What you need to do.
Without the images, write out the whole listing exactly.

Exercise inputs.
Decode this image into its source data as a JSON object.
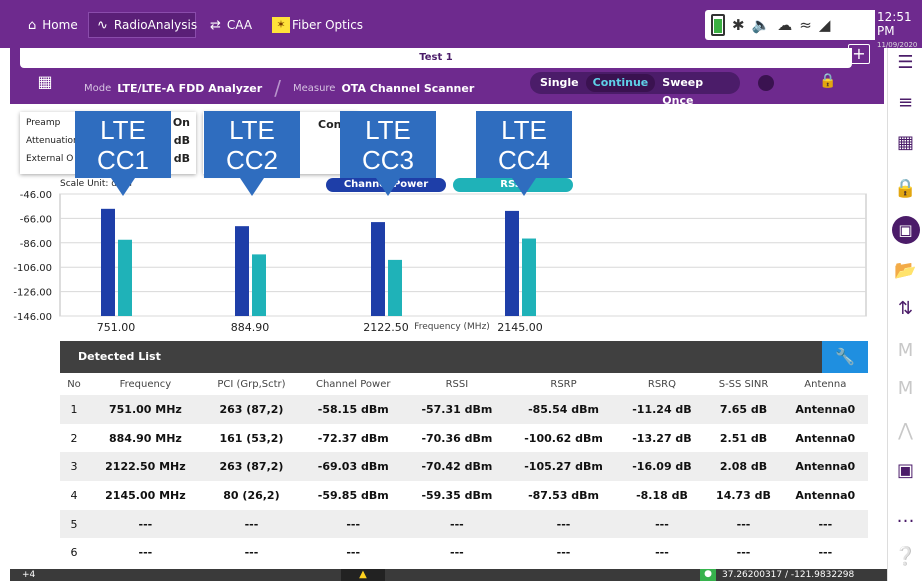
{
  "topbar": {
    "tabs": [
      {
        "label": "Home",
        "icon": "home-icon"
      },
      {
        "label": "RadioAnalysis",
        "icon": "pulse-icon"
      },
      {
        "label": "CAA",
        "icon": "caa-icon"
      },
      {
        "label": "Fiber Optics",
        "icon": "fiber-icon"
      }
    ],
    "time": "12:51 PM",
    "date": "11/09/2020"
  },
  "header": {
    "test_title": "Test 1",
    "mode_label": "Mode",
    "mode_value": "LTE/LTE-A FDD Analyzer",
    "measure_label": "Measure",
    "measure_value": "OTA Channel Scanner",
    "sweep_options": [
      "Single",
      "Continue",
      "Sweep Once"
    ],
    "sweep_active": "Continue"
  },
  "info_panel": {
    "preamp_label": "Preamp",
    "preamp_value": "On",
    "attenuation_label": "Attenuation",
    "attenuation_value": "0 dB",
    "external_label": "External O",
    "external_value": "0 dB",
    "second_box_label": "Con"
  },
  "callouts": [
    {
      "line1": "LTE",
      "line2": "CC1"
    },
    {
      "line1": "LTE",
      "line2": "CC2"
    },
    {
      "line1": "LTE",
      "line2": "CC3"
    },
    {
      "line1": "LTE",
      "line2": "CC4"
    }
  ],
  "legend": {
    "channel_power": "Channel Power",
    "rssi": "RSSI",
    "channel_power_color": "#1e3ea8",
    "rssi_color": "#1fb2b8"
  },
  "chart_data": {
    "type": "bar",
    "scale_unit_label": "Scale Unit: dBm",
    "xlabel": "Frequency (MHz)",
    "categories": [
      "751.00",
      "884.90",
      "2122.50",
      "2145.00"
    ],
    "yticks": [
      "-46.00",
      "-66.00",
      "-86.00",
      "-106.00",
      "-126.00",
      "-146.00"
    ],
    "ylim": [
      -146,
      -46
    ],
    "series": [
      {
        "name": "Channel Power",
        "values": [
          -58.15,
          -72.37,
          -69.03,
          -59.85
        ],
        "color": "#1e3ea8"
      },
      {
        "name": "RSSI",
        "values": [
          -83.5,
          -95.5,
          -100.0,
          -82.5
        ],
        "color": "#1fb2b8"
      }
    ]
  },
  "detected_list": {
    "title": "Detected List",
    "columns": [
      "No",
      "Frequency",
      "PCI (Grp,Sctr)",
      "Channel Power",
      "RSSI",
      "RSRP",
      "RSRQ",
      "S-SS SINR",
      "Antenna"
    ],
    "rows": [
      [
        "1",
        "751.00 MHz",
        "263 (87,2)",
        "-58.15 dBm",
        "-57.31 dBm",
        "-85.54 dBm",
        "-11.24 dB",
        "7.65 dB",
        "Antenna0"
      ],
      [
        "2",
        "884.90 MHz",
        "161 (53,2)",
        "-72.37 dBm",
        "-70.36 dBm",
        "-100.62 dBm",
        "-13.27 dB",
        "2.51 dB",
        "Antenna0"
      ],
      [
        "3",
        "2122.50 MHz",
        "263 (87,2)",
        "-69.03 dBm",
        "-70.42 dBm",
        "-105.27 dBm",
        "-16.09 dB",
        "2.08 dB",
        "Antenna0"
      ],
      [
        "4",
        "2145.00 MHz",
        "80 (26,2)",
        "-59.85 dBm",
        "-59.35 dBm",
        "-87.53 dBm",
        "-8.18 dB",
        "14.73 dB",
        "Antenna0"
      ],
      [
        "5",
        "---",
        "---",
        "---",
        "---",
        "---",
        "---",
        "---",
        "---"
      ],
      [
        "6",
        "---",
        "---",
        "---",
        "---",
        "---",
        "---",
        "---",
        "---"
      ]
    ]
  },
  "statusbar": {
    "left_text": "+4",
    "coordinates": "37.26200317 / -121.9832298"
  }
}
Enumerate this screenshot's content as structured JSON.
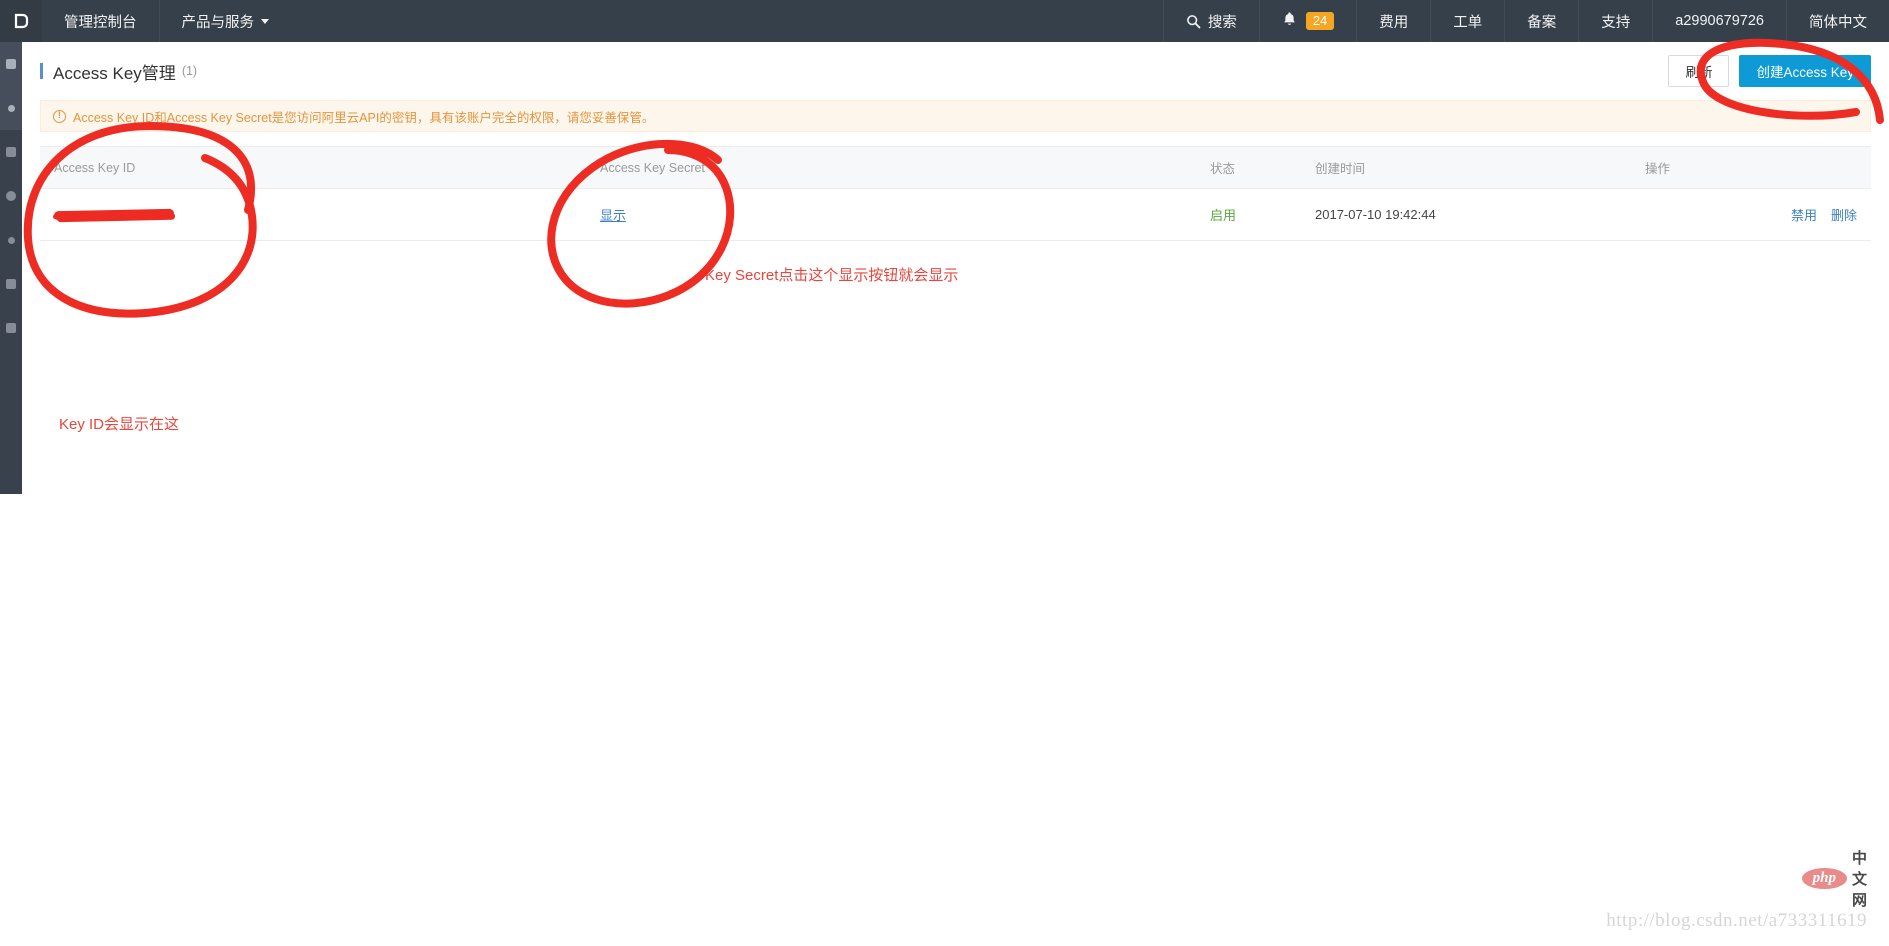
{
  "topnav": {
    "logo_icon": "cloud-logo-icon",
    "left_items": [
      {
        "label": "管理控制台",
        "name": "nav-console",
        "caret": false
      },
      {
        "label": "产品与服务",
        "name": "nav-products-services",
        "caret": true
      }
    ],
    "search": {
      "label": "搜索",
      "icon": "search-icon"
    },
    "notifications": {
      "icon": "bell-icon",
      "count": "24",
      "badge_color": "#f5a623"
    },
    "right_items": [
      {
        "label": "费用",
        "name": "nav-billing"
      },
      {
        "label": "工单",
        "name": "nav-tickets"
      },
      {
        "label": "备案",
        "name": "nav-icp"
      },
      {
        "label": "支持",
        "name": "nav-support"
      },
      {
        "label": "a2990679726",
        "name": "nav-account"
      },
      {
        "label": "简体中文",
        "name": "nav-language"
      }
    ],
    "background": "#36404a"
  },
  "leftrail": {
    "icons": [
      "menu-icon",
      "pin-icon",
      "grid-icon",
      "cloud-icon",
      "dot-icon",
      "layers-icon",
      "server-icon"
    ]
  },
  "page": {
    "title": "Access Key管理",
    "count": "(1)",
    "accent": "#5b8fc9",
    "buttons": {
      "refresh": "刷新",
      "create": "创建Access Key",
      "create_color": "#0e9ad4"
    }
  },
  "alert": {
    "icon": "warning-circle-icon",
    "text": "Access Key ID和Access Key Secret是您访问阿里云API的密钥，具有该账户完全的权限，请您妥善保管。",
    "text_color": "#e6943c",
    "bg_color": "#fdf6ec"
  },
  "table": {
    "headers": {
      "id": "Access Key ID",
      "secret": "Access Key Secret",
      "status": "状态",
      "created": "创建时间",
      "actions": "操作"
    },
    "rows": [
      {
        "id_value": "",
        "id_redacted": true,
        "secret_action": "显示",
        "status": "启用",
        "status_color": "#5aa83c",
        "created": "2017-07-10 19:42:44",
        "actions": [
          "禁用",
          "删除"
        ]
      }
    ]
  },
  "annotations": {
    "color": "#e8453c",
    "secret_note": "Key Secret点击这个显示按钮就会显示",
    "keyid_note": "Key ID会显示在这",
    "circles": [
      "circle-around-access-key-id",
      "circle-around-show-button",
      "circle-around-create-button"
    ]
  },
  "watermark": {
    "url": "http://blog.csdn.net/a733311619",
    "logo_php": "php",
    "logo_cn": "中文网"
  }
}
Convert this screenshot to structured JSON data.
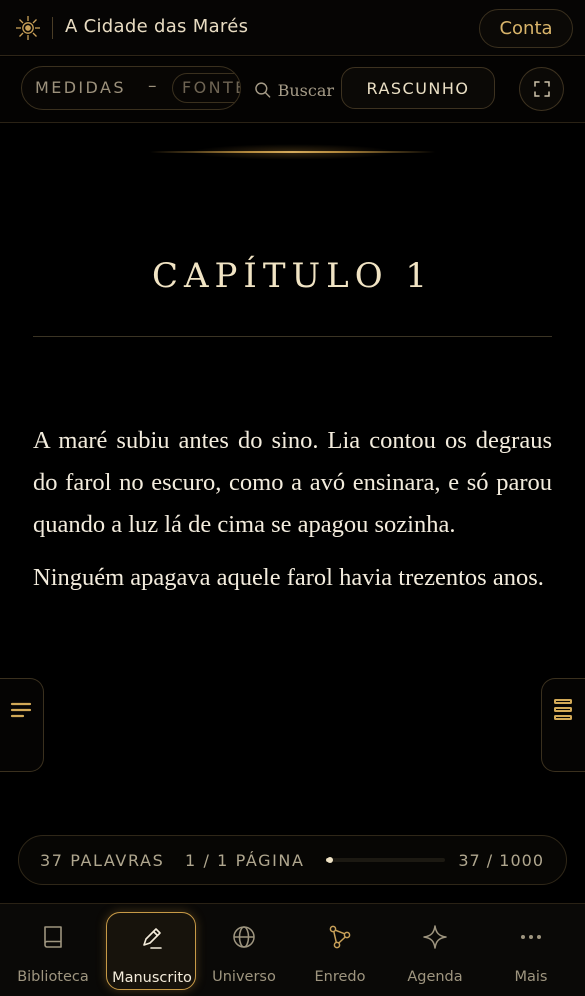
{
  "header": {
    "title": "A Cidade das Marés",
    "account_label": "Conta"
  },
  "toolbar": {
    "measures_label": "MEDIDAS",
    "minus_label": "–",
    "font_label": "FONTE",
    "search_label": "Buscar",
    "draft_label": "RASCUNHO"
  },
  "manuscript": {
    "chapter_title": "CAPÍTULO 1",
    "paragraphs": [
      "A maré subiu antes do sino. Lia contou os degraus do farol no escuro, como a avó ensinara, e só parou quando a luz lá de cima se apagou sozinha.",
      "Ninguém apagava aquele farol havia trezentos anos."
    ]
  },
  "status": {
    "words": "37 PALAVRAS",
    "page": "1 / 1 PÁGINA",
    "count": "37 / 1000",
    "progress_fraction": 0.037
  },
  "nav": {
    "items": [
      {
        "label": "Biblioteca",
        "icon": "book-icon"
      },
      {
        "label": "Manuscrito",
        "icon": "pen-icon",
        "active": true
      },
      {
        "label": "Universo",
        "icon": "globe-icon"
      },
      {
        "label": "Enredo",
        "icon": "plot-nodes-icon"
      },
      {
        "label": "Agenda",
        "icon": "sparkle-icon"
      },
      {
        "label": "Mais",
        "icon": "more-dots-icon"
      }
    ]
  },
  "colors": {
    "accent_gold": "#d8b46a",
    "background": "#000000",
    "text": "#f3ecdd"
  }
}
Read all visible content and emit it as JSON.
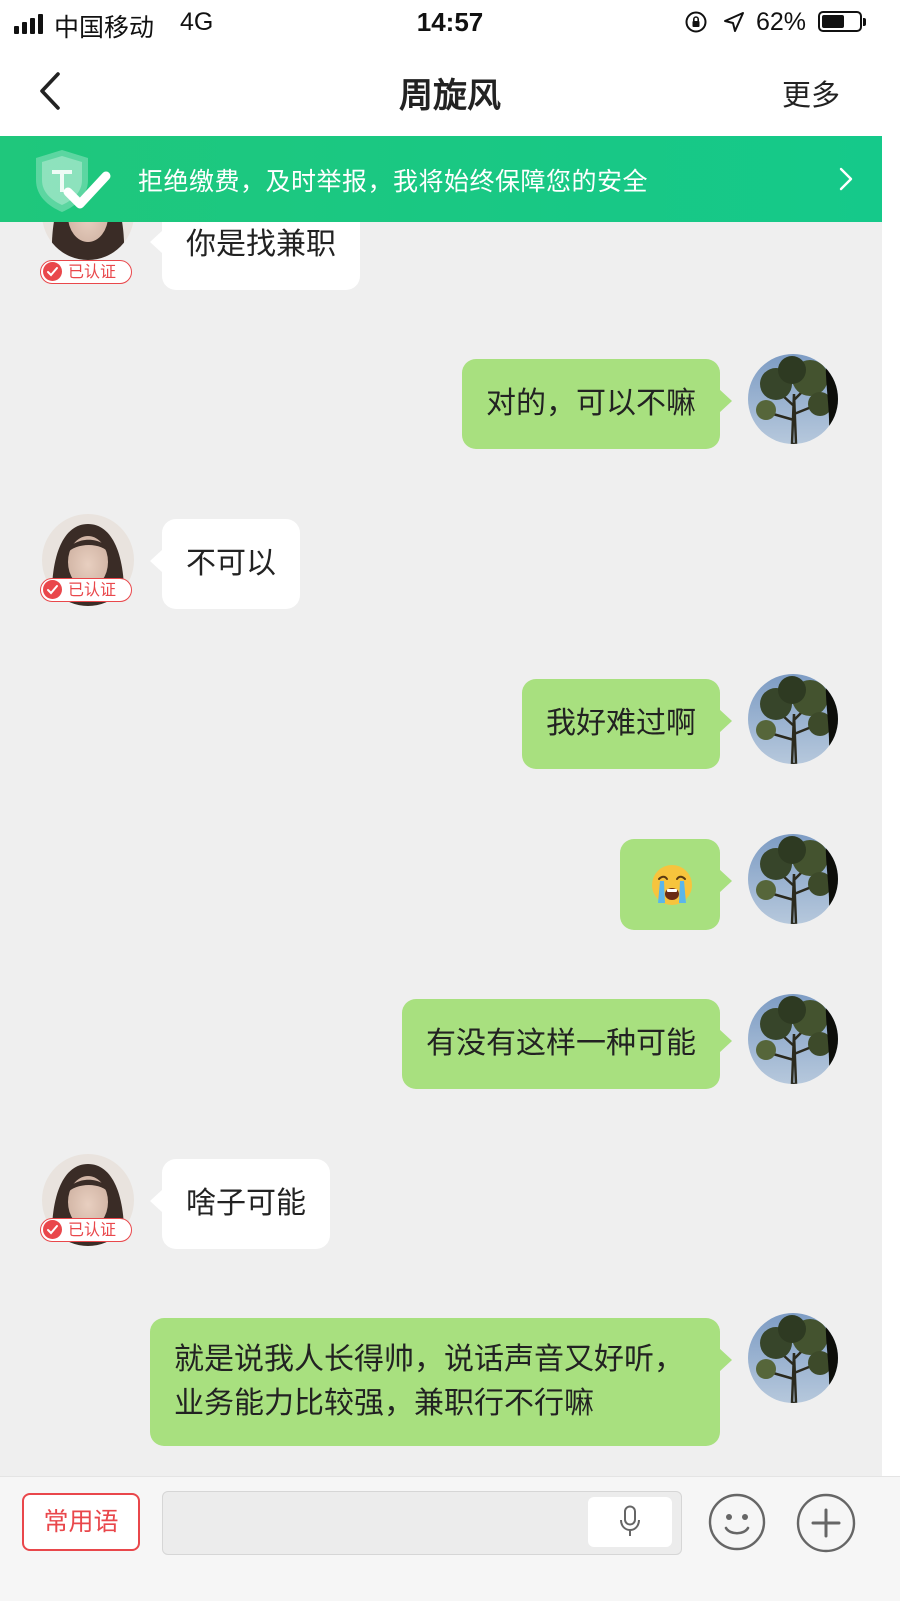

Exercise answer.
Decode this image into its source data as a JSON object.
{
  "topbar": {
    "tabs": [
      {
        "label": "Home",
        "icon": "home-icon"
      },
      {
        "label": "RadioAnalysis",
        "icon": "pulse-icon"
      },
      {
        "label": "CAA",
        "icon": "caa-icon"
      },
      {
        "label": "Fiber Optics",
        "icon": "fiber-icon"
      }
    ],
    "time": "12:51 PM",
    "date": "11/09/2020"
  },
  "header": {
    "test_title": "Test 1",
    "mode_label": "Mode",
    "mode_value": "LTE/LTE-A FDD Analyzer",
    "measure_label": "Measure",
    "measure_value": "OTA Channel Scanner",
    "sweep_options": [
      "Single",
      "Continue",
      "Sweep Once"
    ],
    "sweep_active": "Continue"
  },
  "info_panel": {
    "preamp_label": "Preamp",
    "preamp_value": "On",
    "attenuation_label": "Attenuation",
    "attenuation_value": "0 dB",
    "external_label": "External O",
    "external_value": "0 dB",
    "second_box_label": "Con"
  },
  "callouts": [
    {
      "line1": "LTE",
      "line2": "CC1"
    },
    {
      "line1": "LTE",
      "line2": "CC2"
    },
    {
      "line1": "LTE",
      "line2": "CC3"
    },
    {
      "line1": "LTE",
      "line2": "CC4"
    }
  ],
  "legend": {
    "channel_power": "Channel Power",
    "rssi": "RSSI",
    "channel_power_color": "#1e3ea8",
    "rssi_color": "#1fb2b8"
  },
  "chart_data": {
    "type": "bar",
    "scale_unit_label": "Scale Unit: dBm",
    "xlabel": "Frequency (MHz)",
    "categories": [
      "751.00",
      "884.90",
      "2122.50",
      "2145.00"
    ],
    "yticks": [
      "-46.00",
      "-66.00",
      "-86.00",
      "-106.00",
      "-126.00",
      "-146.00"
    ],
    "ylim": [
      -146,
      -46
    ],
    "series": [
      {
        "name": "Channel Power",
        "values": [
          -58.15,
          -72.37,
          -69.03,
          -59.85
        ],
        "color": "#1e3ea8"
      },
      {
        "name": "RSSI",
        "values": [
          -83.5,
          -95.5,
          -100.0,
          -82.5
        ],
        "color": "#1fb2b8"
      }
    ]
  },
  "detected_list": {
    "title": "Detected List",
    "columns": [
      "No",
      "Frequency",
      "PCI (Grp,Sctr)",
      "Channel Power",
      "RSSI",
      "RSRP",
      "RSRQ",
      "S-SS SINR",
      "Antenna"
    ],
    "rows": [
      [
        "1",
        "751.00 MHz",
        "263 (87,2)",
        "-58.15 dBm",
        "-57.31 dBm",
        "-85.54 dBm",
        "-11.24 dB",
        "7.65 dB",
        "Antenna0"
      ],
      [
        "2",
        "884.90 MHz",
        "161 (53,2)",
        "-72.37 dBm",
        "-70.36 dBm",
        "-100.62 dBm",
        "-13.27 dB",
        "2.51 dB",
        "Antenna0"
      ],
      [
        "3",
        "2122.50 MHz",
        "263 (87,2)",
        "-69.03 dBm",
        "-70.42 dBm",
        "-105.27 dBm",
        "-16.09 dB",
        "2.08 dB",
        "Antenna0"
      ],
      [
        "4",
        "2145.00 MHz",
        "80 (26,2)",
        "-59.85 dBm",
        "-59.35 dBm",
        "-87.53 dBm",
        "-8.18 dB",
        "14.73 dB",
        "Antenna0"
      ],
      [
        "5",
        "---",
        "---",
        "---",
        "---",
        "---",
        "---",
        "---",
        "---"
      ],
      [
        "6",
        "---",
        "---",
        "---",
        "---",
        "---",
        "---",
        "---",
        "---"
      ]
    ]
  },
  "statusbar": {
    "left_text": "+4",
    "coordinates": "37.26200317 / -121.9832298"
  }
}
Enumerate this screenshot's content as structured JSON.
{
  "topnav": {
    "logo_icon": "cloud-logo-icon",
    "left_items": [
      {
        "label": "管理控制台",
        "name": "nav-console",
        "caret": false
      },
      {
        "label": "产品与服务",
        "name": "nav-products-services",
        "caret": true
      }
    ],
    "search": {
      "label": "搜索",
      "icon": "search-icon"
    },
    "notifications": {
      "icon": "bell-icon",
      "count": "24",
      "badge_color": "#f5a623"
    },
    "right_items": [
      {
        "label": "费用",
        "name": "nav-billing"
      },
      {
        "label": "工单",
        "name": "nav-tickets"
      },
      {
        "label": "备案",
        "name": "nav-icp"
      },
      {
        "label": "支持",
        "name": "nav-support"
      },
      {
        "label": "a2990679726",
        "name": "nav-account"
      },
      {
        "label": "简体中文",
        "name": "nav-language"
      }
    ],
    "background": "#36404a"
  },
  "leftrail": {
    "icons": [
      "menu-icon",
      "pin-icon",
      "grid-icon",
      "cloud-icon",
      "dot-icon",
      "layers-icon",
      "server-icon"
    ]
  },
  "page": {
    "title": "Access Key管理",
    "count": "(1)",
    "accent": "#5b8fc9",
    "buttons": {
      "refresh": "刷新",
      "create": "创建Access Key",
      "create_color": "#0e9ad4"
    }
  },
  "alert": {
    "icon": "warning-circle-icon",
    "text": "Access Key ID和Access Key Secret是您访问阿里云API的密钥，具有该账户完全的权限，请您妥善保管。",
    "text_color": "#e6943c",
    "bg_color": "#fdf6ec"
  },
  "table": {
    "headers": {
      "id": "Access Key ID",
      "secret": "Access Key Secret",
      "status": "状态",
      "created": "创建时间",
      "actions": "操作"
    },
    "rows": [
      {
        "id_value": "",
        "id_redacted": true,
        "secret_action": "显示",
        "status": "启用",
        "status_color": "#5aa83c",
        "created": "2017-07-10 19:42:44",
        "actions": [
          "禁用",
          "删除"
        ]
      }
    ]
  },
  "annotations": {
    "color": "#e8453c",
    "secret_note": "Key Secret点击这个显示按钮就会显示",
    "keyid_note": "Key ID会显示在这",
    "circles": [
      "circle-around-access-key-id",
      "circle-around-show-button",
      "circle-around-create-button"
    ]
  },
  "watermark": {
    "url": "http://blog.csdn.net/a733311619",
    "logo_php": "php",
    "logo_cn": "中文网"
  }
}
Convert this screenshot to structured JSON data.
{
  "header": {
    "title": "A Cidade das Marés",
    "account_label": "Conta"
  },
  "toolbar": {
    "measures_label": "MEDIDAS",
    "minus_label": "–",
    "font_label": "FONTE",
    "search_label": "Buscar",
    "draft_label": "RASCUNHO"
  },
  "manuscript": {
    "chapter_title": "CAPÍTULO 1",
    "paragraphs": [
      "A maré subiu antes do sino. Lia contou os degraus do farol no escuro, como a avó ensinara, e só parou quando a luz lá de cima se apagou sozinha.",
      "Ninguém apagava aquele farol havia trezentos anos."
    ]
  },
  "status": {
    "words": "37 PALAVRAS",
    "page": "1 / 1 PÁGINA",
    "count": "37 / 1000",
    "progress_fraction": 0.037
  },
  "nav": {
    "items": [
      {
        "label": "Biblioteca",
        "icon": "book-icon"
      },
      {
        "label": "Manuscrito",
        "icon": "pen-icon",
        "active": true
      },
      {
        "label": "Universo",
        "icon": "globe-icon"
      },
      {
        "label": "Enredo",
        "icon": "plot-nodes-icon"
      },
      {
        "label": "Agenda",
        "icon": "sparkle-icon"
      },
      {
        "label": "Mais",
        "icon": "more-dots-icon"
      }
    ]
  },
  "colors": {
    "accent_gold": "#d8b46a",
    "background": "#000000",
    "text": "#f3ecdd"
  }
}
Read all visible content and emit it as JSON.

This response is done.